Task to carry out: Among the entries, find each line that includes the string "checked" and list it.

[Stored items]
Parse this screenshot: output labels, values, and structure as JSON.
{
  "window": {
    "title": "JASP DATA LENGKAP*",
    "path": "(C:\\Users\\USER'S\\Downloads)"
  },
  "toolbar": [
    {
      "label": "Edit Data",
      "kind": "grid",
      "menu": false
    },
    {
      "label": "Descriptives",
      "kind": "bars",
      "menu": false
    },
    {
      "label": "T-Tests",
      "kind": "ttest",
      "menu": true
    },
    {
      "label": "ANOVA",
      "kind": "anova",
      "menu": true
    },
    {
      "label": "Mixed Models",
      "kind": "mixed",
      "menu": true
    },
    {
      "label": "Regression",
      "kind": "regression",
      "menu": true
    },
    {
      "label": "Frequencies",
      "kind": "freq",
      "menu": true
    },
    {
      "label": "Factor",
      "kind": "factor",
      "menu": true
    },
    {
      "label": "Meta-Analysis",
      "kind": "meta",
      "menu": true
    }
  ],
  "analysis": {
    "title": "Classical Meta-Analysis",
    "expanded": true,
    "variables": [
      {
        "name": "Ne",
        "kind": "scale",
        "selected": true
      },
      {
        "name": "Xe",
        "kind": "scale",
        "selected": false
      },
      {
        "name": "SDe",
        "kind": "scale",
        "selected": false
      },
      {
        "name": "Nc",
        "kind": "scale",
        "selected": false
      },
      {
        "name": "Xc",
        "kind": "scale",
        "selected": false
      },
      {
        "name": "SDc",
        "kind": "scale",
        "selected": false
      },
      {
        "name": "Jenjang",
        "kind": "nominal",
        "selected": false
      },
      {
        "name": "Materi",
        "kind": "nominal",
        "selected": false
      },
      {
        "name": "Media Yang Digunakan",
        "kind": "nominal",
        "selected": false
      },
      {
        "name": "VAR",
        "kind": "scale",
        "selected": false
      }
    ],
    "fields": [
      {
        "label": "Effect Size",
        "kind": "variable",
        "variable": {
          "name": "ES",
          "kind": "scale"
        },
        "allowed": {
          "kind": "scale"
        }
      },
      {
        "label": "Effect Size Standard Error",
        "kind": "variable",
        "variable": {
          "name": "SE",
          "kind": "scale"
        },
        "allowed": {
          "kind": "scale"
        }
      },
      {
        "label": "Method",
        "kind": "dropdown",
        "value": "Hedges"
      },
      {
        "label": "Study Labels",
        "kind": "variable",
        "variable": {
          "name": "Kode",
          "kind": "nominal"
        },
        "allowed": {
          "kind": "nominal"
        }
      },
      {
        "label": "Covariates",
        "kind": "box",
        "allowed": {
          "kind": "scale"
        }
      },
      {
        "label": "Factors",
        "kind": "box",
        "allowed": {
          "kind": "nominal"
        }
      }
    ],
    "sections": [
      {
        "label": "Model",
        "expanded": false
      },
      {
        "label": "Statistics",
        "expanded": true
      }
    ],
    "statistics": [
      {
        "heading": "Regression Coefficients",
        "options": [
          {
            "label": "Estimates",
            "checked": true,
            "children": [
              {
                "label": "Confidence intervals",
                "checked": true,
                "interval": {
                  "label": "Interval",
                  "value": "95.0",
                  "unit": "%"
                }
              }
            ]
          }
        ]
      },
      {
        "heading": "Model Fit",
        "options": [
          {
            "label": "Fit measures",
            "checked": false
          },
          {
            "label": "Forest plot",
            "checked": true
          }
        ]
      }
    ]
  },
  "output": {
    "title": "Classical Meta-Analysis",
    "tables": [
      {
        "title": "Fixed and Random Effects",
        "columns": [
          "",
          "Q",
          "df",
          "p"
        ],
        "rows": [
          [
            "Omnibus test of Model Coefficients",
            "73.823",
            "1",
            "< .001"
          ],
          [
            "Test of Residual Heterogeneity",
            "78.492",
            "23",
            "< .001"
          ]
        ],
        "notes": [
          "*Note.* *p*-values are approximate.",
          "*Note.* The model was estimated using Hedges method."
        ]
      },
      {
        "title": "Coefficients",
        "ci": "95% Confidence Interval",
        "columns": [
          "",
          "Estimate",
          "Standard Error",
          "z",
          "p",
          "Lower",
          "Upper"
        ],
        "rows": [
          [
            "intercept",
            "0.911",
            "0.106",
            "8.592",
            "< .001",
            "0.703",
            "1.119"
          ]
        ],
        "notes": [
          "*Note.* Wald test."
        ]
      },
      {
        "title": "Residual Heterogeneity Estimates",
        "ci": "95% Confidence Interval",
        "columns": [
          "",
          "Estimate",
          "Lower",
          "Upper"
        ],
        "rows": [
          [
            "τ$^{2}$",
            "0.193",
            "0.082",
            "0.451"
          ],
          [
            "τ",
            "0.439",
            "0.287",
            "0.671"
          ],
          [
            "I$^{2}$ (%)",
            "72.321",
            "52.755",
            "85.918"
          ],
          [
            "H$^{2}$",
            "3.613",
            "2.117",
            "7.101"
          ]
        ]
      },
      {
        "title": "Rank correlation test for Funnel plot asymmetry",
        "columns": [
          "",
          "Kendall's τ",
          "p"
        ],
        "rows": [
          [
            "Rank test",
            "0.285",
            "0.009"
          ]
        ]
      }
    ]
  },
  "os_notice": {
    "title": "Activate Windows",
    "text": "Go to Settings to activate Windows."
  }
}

Written answer:
            "checked": true,
                "checked": true,
            "checked": false
            "checked": true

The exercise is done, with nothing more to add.